Looking through the records below, please work out how many lines contain "Kirim". Give only that number.

*** Data for analysis ***

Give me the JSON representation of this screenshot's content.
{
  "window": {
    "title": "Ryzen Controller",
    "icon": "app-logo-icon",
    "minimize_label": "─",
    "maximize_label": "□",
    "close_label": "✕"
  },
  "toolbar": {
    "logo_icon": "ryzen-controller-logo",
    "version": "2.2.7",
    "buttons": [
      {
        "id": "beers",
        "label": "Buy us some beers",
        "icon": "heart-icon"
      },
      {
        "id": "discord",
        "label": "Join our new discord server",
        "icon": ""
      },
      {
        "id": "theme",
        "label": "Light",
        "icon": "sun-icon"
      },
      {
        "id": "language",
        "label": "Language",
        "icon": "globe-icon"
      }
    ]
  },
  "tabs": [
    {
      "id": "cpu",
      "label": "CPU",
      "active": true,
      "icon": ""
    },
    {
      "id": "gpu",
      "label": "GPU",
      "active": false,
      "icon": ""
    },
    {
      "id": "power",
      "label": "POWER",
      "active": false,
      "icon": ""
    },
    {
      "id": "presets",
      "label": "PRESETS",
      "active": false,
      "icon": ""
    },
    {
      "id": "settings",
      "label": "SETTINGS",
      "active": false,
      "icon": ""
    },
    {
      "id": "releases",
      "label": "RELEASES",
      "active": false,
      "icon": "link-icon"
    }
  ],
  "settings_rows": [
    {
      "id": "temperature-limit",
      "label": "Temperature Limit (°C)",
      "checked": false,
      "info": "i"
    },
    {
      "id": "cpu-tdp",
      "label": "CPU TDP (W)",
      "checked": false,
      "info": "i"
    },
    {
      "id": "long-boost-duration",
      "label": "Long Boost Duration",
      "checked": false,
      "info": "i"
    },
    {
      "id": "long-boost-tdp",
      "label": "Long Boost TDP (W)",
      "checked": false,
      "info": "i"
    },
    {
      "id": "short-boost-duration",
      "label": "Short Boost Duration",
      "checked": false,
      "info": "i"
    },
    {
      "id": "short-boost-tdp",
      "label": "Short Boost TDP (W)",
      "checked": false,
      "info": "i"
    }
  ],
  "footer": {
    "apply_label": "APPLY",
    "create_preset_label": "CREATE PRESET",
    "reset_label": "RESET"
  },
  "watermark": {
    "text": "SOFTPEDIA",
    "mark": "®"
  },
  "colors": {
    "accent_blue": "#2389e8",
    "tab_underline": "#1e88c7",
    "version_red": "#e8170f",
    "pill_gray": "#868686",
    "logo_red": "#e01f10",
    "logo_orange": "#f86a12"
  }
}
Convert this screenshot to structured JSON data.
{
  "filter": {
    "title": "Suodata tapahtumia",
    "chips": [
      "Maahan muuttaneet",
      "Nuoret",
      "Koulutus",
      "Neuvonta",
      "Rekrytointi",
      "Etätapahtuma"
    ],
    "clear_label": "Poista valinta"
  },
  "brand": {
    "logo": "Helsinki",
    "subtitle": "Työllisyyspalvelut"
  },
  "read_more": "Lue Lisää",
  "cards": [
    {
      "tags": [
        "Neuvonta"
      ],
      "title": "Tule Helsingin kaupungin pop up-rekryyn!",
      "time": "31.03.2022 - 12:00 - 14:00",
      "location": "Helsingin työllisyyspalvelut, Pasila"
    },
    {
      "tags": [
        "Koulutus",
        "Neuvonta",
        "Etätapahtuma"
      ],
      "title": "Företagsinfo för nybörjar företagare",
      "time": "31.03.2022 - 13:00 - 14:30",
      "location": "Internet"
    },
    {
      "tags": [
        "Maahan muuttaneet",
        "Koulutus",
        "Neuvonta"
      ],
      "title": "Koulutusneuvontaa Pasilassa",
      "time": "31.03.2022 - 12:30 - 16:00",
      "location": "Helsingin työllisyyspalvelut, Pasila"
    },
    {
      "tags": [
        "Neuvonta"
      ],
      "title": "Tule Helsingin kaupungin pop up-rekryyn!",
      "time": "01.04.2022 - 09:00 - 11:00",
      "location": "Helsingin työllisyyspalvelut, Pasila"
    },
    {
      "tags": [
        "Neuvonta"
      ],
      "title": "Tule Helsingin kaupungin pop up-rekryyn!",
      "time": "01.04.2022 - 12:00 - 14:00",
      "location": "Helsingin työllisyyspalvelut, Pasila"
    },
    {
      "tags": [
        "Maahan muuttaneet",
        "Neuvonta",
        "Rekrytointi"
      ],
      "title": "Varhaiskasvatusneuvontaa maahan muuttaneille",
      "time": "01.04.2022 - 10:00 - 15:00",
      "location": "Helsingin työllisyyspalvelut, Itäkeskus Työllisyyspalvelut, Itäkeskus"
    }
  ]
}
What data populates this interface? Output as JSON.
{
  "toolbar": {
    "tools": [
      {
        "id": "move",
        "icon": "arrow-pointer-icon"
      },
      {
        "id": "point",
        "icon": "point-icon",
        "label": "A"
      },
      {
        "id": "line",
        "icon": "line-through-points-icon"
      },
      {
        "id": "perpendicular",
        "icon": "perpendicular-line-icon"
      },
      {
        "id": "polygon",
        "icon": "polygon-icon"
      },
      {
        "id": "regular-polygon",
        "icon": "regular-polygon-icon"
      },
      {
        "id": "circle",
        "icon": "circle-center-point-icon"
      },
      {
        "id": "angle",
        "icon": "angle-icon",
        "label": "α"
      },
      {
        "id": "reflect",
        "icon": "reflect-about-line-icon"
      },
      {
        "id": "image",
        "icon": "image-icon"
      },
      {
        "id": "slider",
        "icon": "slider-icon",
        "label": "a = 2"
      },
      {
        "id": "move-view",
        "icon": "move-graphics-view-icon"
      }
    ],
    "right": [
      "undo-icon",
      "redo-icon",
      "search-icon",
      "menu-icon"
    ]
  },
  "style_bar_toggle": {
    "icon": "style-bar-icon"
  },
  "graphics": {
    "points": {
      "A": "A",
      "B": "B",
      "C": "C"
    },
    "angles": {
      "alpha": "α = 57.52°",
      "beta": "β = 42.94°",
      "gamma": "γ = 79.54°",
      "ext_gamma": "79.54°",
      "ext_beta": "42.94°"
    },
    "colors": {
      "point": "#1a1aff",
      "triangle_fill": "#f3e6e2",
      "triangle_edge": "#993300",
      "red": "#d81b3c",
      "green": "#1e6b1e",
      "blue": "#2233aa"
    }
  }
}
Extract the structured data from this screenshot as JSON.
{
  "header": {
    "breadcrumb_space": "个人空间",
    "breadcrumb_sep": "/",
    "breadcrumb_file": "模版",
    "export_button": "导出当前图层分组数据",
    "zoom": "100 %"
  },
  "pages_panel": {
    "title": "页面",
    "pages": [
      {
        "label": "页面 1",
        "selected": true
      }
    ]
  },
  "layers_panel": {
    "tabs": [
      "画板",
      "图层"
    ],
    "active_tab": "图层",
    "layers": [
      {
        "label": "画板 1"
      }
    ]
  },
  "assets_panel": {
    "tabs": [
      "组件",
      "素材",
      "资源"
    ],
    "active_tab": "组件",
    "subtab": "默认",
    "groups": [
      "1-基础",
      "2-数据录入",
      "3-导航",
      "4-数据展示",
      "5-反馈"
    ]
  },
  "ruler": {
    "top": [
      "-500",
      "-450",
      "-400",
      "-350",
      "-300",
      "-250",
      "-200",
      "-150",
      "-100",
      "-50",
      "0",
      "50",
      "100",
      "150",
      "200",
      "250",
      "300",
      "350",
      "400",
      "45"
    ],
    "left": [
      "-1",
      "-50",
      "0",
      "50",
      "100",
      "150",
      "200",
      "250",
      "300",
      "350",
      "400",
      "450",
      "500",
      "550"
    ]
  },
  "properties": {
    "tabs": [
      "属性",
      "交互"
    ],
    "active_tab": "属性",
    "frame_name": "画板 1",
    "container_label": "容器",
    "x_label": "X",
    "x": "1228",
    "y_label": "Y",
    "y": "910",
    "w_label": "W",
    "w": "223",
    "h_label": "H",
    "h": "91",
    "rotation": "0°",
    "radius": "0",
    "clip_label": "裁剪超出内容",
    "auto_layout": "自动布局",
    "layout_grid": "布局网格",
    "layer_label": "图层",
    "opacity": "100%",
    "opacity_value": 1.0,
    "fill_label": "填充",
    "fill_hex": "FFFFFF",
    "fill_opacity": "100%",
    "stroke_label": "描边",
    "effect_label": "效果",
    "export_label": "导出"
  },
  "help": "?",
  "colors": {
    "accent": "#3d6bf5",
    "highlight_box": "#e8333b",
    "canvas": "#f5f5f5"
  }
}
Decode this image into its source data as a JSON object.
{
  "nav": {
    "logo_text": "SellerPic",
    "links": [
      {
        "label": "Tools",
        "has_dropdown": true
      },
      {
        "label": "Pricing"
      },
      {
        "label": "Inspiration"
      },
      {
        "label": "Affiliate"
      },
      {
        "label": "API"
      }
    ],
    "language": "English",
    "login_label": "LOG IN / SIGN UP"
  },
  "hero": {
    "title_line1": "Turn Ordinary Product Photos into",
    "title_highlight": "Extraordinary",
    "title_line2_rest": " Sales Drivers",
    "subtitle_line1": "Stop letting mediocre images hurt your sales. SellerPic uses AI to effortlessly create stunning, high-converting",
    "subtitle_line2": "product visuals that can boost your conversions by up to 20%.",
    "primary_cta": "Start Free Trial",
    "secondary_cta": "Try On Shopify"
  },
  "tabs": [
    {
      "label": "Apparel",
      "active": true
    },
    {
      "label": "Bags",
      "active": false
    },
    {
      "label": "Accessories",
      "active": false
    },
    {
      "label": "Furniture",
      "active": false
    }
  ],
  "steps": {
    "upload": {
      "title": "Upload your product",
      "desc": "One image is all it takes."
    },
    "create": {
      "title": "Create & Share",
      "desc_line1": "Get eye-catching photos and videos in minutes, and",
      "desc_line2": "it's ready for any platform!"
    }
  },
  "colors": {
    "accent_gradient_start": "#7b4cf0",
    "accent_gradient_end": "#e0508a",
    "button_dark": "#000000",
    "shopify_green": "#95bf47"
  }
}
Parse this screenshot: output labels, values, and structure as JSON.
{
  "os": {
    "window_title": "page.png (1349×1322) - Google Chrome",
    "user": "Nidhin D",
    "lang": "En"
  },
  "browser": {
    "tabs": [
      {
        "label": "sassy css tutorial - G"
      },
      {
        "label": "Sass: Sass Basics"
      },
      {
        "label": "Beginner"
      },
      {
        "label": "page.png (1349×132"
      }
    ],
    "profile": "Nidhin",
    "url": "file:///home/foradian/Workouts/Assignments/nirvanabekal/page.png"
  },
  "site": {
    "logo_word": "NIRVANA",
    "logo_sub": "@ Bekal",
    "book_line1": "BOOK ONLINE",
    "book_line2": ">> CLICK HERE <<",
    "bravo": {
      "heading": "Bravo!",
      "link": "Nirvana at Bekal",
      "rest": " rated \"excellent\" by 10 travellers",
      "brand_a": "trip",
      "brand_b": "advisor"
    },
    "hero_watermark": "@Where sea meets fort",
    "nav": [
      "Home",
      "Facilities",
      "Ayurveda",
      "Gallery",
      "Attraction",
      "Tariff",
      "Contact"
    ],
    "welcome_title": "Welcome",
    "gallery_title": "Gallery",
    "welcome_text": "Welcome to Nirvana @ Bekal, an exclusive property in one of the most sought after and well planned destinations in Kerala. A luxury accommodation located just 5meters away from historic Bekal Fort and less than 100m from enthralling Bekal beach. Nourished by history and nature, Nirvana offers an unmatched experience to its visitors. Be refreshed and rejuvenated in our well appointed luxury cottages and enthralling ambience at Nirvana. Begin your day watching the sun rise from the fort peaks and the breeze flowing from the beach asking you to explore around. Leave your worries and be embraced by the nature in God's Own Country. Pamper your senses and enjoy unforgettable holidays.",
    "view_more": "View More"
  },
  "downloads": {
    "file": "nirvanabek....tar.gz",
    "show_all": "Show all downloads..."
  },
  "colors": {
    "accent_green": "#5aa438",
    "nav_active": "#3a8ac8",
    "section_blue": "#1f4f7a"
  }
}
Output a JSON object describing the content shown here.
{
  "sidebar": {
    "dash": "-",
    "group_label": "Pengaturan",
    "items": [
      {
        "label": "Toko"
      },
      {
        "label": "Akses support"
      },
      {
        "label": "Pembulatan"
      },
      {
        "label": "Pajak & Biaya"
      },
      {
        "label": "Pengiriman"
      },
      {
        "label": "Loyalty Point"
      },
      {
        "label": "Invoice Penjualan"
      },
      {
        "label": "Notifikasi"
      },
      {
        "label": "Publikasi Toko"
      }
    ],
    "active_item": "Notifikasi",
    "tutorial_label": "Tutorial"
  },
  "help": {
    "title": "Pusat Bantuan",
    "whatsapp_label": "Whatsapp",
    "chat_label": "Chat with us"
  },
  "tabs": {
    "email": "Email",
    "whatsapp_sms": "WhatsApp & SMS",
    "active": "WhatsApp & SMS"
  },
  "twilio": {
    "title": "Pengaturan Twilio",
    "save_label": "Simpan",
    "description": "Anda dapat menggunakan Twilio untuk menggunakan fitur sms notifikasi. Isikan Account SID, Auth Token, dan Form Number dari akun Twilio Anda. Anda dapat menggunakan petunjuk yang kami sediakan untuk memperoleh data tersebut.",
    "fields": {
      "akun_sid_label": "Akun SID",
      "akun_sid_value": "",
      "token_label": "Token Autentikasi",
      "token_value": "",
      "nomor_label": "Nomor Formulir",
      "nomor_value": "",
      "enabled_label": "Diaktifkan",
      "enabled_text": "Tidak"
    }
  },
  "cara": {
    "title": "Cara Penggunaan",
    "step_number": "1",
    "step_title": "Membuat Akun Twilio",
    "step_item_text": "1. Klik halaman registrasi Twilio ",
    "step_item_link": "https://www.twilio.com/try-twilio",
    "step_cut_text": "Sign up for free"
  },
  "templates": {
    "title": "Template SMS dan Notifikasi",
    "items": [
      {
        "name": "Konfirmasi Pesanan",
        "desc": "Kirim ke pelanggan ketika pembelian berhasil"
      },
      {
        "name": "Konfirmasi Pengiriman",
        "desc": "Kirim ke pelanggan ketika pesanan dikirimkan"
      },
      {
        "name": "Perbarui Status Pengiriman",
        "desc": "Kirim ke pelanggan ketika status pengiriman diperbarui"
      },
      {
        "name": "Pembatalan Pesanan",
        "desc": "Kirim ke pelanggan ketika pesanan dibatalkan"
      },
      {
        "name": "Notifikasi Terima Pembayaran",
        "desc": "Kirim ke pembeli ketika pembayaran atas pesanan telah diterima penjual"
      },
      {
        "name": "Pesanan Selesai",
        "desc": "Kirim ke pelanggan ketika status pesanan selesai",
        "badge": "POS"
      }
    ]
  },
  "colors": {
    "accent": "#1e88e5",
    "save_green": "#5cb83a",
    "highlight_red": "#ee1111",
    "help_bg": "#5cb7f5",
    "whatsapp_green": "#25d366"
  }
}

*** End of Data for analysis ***

• [Exercise answer]: 6